“The index also reveals that African seed companies are successfully serving smallholder farmers,” said Ms Helderman.
The industry’s reach, according to her is, however, still far too low, as the Common Market for Eastern and Southern Africa reports that just 23 per cent of the smallholder farmers in its member countries have access to improved varieties of major field crops, resulting in low productivity and raising food security challenges.
Deadly disease hits Niger donkeys
A contagious bacterial infection known as "equine strep throat" has killed more than 4,000 donkeys in northern Niger since early December, raising fears that it could spread to other parts of the continent.
"Of the 8,392 donkeys affected by equine distemper or equine strep throat, more than half succumbed since the infection appeared in the first 10 days of December," said the regional authorities in Agadez.
The others survived after being treated for the infection, which hit donkeys in the Ingall area.
"You can see bodies littering the pastureland and the watering holes and there is a real danger of contamination spreading through the area,” said government’s minister for pastoral issues, Mohamed Boucha.
The risk "is even greater" due to the fact that the infection can be transferred between equine animals and also through the pasture itself, given that the treatment of a sick animal can take several weeks, veterinary officials said.
Donkeys are used by millions of people to get around Niger, one of the poorest countries in the world.

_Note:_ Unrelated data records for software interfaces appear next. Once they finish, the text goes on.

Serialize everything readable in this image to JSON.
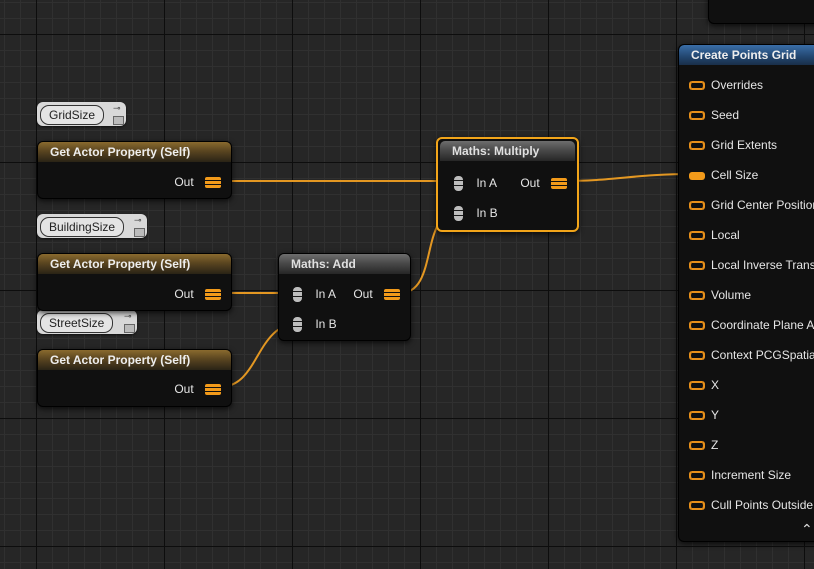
{
  "comments": [
    {
      "id": "gridsize",
      "text": "GridSize"
    },
    {
      "id": "buildingsize",
      "text": "BuildingSize"
    },
    {
      "id": "streetsize",
      "text": "StreetSize"
    }
  ],
  "nodes": {
    "get_prop_1": {
      "title": "Get Actor Property (Self)",
      "out_label": "Out"
    },
    "get_prop_2": {
      "title": "Get Actor Property (Self)",
      "out_label": "Out"
    },
    "get_prop_3": {
      "title": "Get Actor Property (Self)",
      "out_label": "Out"
    },
    "add": {
      "title": "Maths: Add",
      "in_a": "In A",
      "in_b": "In B",
      "out_label": "Out"
    },
    "multiply": {
      "title": "Maths: Multiply",
      "in_a": "In A",
      "in_b": "In B",
      "out_label": "Out"
    },
    "grid": {
      "title": "Create Points Grid",
      "pins": [
        "Overrides",
        "Seed",
        "Grid Extents",
        "Cell Size",
        "Grid Center Position",
        "Local",
        "Local Inverse Transform",
        "Volume",
        "Coordinate Plane Axis",
        "Context PCGSpatial",
        "X",
        "Y",
        "Z",
        "Increment Size",
        "Cull Points Outside"
      ],
      "collapse_glyph": "⌃"
    }
  },
  "glyphs": {
    "pin_icon": "⊸",
    "dock_icon": "dock-icon"
  },
  "colors": {
    "wire": "#e39722",
    "pin_orange": "#f29a1a",
    "selected_border": "#f2a51a",
    "grid_header": "#2d5a8c"
  }
}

Niger has a population of more than 1.5 million donkeys.
Vets push for enactment of law to protect animals
Animal health practitioners have agreed to push for enactment of a law seeking to protect livestock.

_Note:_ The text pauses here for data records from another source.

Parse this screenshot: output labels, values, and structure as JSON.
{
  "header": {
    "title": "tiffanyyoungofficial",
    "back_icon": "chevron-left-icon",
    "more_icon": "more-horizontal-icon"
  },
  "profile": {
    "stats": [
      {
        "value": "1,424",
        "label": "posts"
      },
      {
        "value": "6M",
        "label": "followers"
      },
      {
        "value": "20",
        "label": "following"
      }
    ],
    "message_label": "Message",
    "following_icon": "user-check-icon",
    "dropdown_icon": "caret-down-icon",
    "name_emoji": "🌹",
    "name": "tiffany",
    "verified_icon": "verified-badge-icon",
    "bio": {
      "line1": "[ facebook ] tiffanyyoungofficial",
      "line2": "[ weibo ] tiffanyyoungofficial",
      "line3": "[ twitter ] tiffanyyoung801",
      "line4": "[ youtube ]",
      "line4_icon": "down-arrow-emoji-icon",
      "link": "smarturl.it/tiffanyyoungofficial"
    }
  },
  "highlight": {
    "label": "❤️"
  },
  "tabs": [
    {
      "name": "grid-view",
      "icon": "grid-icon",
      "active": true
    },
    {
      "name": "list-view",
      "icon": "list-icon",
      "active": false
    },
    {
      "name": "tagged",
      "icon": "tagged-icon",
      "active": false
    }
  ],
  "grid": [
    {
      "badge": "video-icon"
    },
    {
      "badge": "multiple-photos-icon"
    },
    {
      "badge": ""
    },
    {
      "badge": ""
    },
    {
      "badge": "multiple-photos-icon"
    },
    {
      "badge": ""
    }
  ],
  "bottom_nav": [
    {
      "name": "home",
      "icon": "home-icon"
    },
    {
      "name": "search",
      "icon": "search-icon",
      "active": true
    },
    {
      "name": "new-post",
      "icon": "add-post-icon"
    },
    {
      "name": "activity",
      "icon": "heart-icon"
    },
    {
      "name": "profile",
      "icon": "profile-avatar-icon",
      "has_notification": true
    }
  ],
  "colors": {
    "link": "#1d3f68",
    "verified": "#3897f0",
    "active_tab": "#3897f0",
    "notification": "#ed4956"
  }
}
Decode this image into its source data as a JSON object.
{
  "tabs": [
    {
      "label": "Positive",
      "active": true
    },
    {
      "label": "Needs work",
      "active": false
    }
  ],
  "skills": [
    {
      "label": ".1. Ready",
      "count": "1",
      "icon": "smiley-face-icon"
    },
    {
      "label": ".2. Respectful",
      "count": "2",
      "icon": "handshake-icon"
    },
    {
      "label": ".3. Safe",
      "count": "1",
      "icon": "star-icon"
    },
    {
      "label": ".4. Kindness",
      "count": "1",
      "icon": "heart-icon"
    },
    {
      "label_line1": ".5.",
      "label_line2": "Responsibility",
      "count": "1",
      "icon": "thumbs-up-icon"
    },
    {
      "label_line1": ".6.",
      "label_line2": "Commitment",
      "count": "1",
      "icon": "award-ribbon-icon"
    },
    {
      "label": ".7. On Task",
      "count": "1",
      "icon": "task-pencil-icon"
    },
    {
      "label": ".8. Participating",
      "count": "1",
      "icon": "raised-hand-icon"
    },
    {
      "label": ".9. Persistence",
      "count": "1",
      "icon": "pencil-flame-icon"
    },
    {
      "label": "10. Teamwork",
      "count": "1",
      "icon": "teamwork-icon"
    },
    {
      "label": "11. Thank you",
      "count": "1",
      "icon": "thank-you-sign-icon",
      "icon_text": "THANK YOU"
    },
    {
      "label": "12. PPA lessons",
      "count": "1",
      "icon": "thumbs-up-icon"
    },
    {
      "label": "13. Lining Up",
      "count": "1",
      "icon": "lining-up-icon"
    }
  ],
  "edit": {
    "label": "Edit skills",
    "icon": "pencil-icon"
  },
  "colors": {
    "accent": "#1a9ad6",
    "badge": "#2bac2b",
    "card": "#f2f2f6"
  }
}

The Animal and Welfare Protection Bill, which has been in the pipeline for the past four years, seeks to protect animals from farm to the abattoir.
The director of veterinary services at the Ministry of Agriculture, Livestock and Fisheries Charles Achodo noted that many farmers, buyers and other handlers were mistreating animals.

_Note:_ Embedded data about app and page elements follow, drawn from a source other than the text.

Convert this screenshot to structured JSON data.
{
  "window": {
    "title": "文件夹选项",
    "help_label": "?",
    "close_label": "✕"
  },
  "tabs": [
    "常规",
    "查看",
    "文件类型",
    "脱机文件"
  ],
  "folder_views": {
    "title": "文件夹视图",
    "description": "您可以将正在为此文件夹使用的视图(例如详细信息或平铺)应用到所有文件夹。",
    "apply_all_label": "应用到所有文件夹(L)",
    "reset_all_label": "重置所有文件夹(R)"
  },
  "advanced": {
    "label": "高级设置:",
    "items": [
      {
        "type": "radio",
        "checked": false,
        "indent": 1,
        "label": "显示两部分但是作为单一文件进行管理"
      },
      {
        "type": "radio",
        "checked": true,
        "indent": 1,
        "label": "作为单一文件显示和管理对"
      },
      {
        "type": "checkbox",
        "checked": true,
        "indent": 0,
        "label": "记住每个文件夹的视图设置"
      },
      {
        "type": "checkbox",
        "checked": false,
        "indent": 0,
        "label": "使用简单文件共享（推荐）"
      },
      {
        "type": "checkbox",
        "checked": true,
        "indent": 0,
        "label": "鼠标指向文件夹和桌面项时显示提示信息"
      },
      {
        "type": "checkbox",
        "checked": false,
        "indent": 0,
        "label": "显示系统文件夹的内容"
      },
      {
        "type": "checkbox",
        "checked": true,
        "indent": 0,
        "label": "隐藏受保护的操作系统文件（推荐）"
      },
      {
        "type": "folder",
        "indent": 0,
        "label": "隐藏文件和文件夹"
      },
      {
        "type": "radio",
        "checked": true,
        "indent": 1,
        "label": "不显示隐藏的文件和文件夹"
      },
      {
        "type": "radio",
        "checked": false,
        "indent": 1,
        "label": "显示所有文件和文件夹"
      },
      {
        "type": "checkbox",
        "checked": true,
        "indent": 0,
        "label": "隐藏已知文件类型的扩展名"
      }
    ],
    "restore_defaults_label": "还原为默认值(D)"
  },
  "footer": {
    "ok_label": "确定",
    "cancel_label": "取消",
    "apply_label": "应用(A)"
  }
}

“If this bill becomes law, those who fail to adhere to the accepted standards of feeding, housing and offering veterinary services when the animals are sick will be prosecuted,” said Achodo.
He noted that transportation of animals was another area that the bill will address as the country does not have standard carriers to ferry livestock.
Dr Samuel Kahariri, the national chairman of the Kenya Veterinary Association, said protection against cruelty to animals must be enhanced.
“This business of carrying chickens upside down or sheep in a matatu rooftop or on a boda boda must stop as the law will be tough on offenders,” said Dr Kahariri during a meeting in Nakuru this week.
Breakthrough in fight against cattle disease
Scientists have discovered two chemicals in donkey and sheep droppings that attract female stable flies to lay their eggs in what could be a breakthrough in the fight against trypanosomiasis.
International Centre of Insect Physiology and Ecology (Icipe) researchers and their colleagues from the University of South Africa said the findings indicate the chemicals could be used in baiting traps to attract pregnant stable flies.
“Stable flies are a serious challenge to livestock and people across the world in general, and in Africa specifically. These blood-sucking insects transmit various pathogens, for example trypanosomes, that cause the deadly trypanosomiasis,” said Merid Getahun, a scientist at Icipe, who led the study.
Getahun noted that besides causing the disease, the painful bites of the flies also lead to loss of blood, reduced weight and poor lactation in afflicted livestock, severely diminishing productivity.
“These results have great potential. These chemicals could be used in baiting traps to attract pregnant stable flies, hence reducing populations from one generation to another,” Bernard Baleba, a PhD student at the University of South Africa, who was part of the research, said.